As a side effect of my skittish running and indecision in games, I unlocked the "Marathon Runner" achievement for running a long distance. Similarly, my oft-used tactic of walking on top of zombie hordes whenever possible to avoid damage netted me the "Zombie Road" achievement. I glanced at some of the other achievements and realized that I was skipping much of the game's content. For instance: it was possible to make the motorcycle jump at least 33 feet in the air (the "Stunt Rider" achievement). I could keep using weapons to fight zombies, or I could freshen things up and fight them barehanded with numerous unlocked skills (the "Karate Champ" achievement). I decided to see how many of these I could get, since it was quite outside of my box.
I finally dawned on me what the achievement system actually was. Most assume it's just a bunch of bragging rights, to show how hardcore of a gamer you are, and while it works on that level, that's not where the heart of the achievement system lies. The best part of the achievement system is finding new ways to play the game. Now, many gamers are used to this phenomenon already. You don't just play the game through, you experience every niche and corner, every hidden joke, every easter egg the developers put into the game. The achievement system is basically a guide; it says, "Well, I see you were able to complete this section of the game, but did you know you can take out the helicopter overhead? What, you ran past it? That's a really challenging battle, go back and you'll thank me later!" At face value, I had to pass on playing Super Mario Galaxy through a second time with Luigi, just because of so many unplayed games. And yet, I wonder, if there had been an achievement for playing it through with Luigi, if I would have taken the time to examine the game closer and appreciate it on another level.

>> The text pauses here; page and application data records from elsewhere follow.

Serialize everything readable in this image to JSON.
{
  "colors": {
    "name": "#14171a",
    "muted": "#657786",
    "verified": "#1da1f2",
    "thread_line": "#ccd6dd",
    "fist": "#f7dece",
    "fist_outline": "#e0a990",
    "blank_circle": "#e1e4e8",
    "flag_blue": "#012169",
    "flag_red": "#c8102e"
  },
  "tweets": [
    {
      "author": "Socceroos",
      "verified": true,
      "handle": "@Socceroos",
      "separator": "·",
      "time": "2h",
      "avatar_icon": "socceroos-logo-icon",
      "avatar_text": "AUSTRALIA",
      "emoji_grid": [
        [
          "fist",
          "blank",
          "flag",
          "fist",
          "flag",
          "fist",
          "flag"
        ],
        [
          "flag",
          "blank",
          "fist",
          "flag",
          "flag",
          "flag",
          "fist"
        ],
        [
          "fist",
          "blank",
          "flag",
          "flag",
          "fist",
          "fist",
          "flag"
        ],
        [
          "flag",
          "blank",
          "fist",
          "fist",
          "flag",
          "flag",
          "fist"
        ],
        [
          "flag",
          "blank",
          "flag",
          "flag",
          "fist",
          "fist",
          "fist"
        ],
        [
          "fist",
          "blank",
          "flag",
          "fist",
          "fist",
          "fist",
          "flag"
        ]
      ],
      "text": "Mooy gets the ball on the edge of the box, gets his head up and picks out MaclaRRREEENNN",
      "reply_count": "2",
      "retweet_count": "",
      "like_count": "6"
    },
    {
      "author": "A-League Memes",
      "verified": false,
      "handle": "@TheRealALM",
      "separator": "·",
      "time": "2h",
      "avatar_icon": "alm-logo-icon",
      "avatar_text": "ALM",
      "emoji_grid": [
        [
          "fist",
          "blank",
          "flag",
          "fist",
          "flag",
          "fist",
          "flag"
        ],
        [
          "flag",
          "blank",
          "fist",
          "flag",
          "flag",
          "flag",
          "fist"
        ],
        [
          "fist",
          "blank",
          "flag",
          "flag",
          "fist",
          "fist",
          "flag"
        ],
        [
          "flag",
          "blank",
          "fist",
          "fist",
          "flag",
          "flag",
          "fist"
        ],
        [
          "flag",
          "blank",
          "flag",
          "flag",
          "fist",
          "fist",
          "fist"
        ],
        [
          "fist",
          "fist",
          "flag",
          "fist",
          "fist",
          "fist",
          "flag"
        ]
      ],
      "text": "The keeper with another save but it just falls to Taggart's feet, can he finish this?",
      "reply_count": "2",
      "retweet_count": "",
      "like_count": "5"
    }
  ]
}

And once you've done every regular thing a game offers, you start making your own games. One of my favorite examples is the Hyrule Temple stage in Super Smash Bros. Melee. With such a large level, there are so many games you can come up with independent of the regular ruleset. Some of my favorite variants are three characters on handicap 1 vs. one character on handicap 9, or having races around the level as we attack each other and try to knock each other behind. Similarly, achievements like those in Dead Rising reward you for bowling a perfect 10 zombies, something I would have never thought to try without the achievement's suggestion. The system helped me get more out of the game than I would have came up with on my own.
I know that for every game that takes the time to provide some meaningful achievements that actually bring out the game's strong points, there is another game that just slaps some in because Microsoft wouldn't let the publisher release the without achievements. But still, when it's done right, achievements can be a great way to get more out of your game before you finally get tired of it and move onto something else. And if you're on a tight budget, remember to keep that in mind.
Necros is actually Syracuse University's newest caped crusader, attending classes by day and playing video games in a tight-fitting costume by night. When people can talk sense into him, he appears as a regular on Failcast.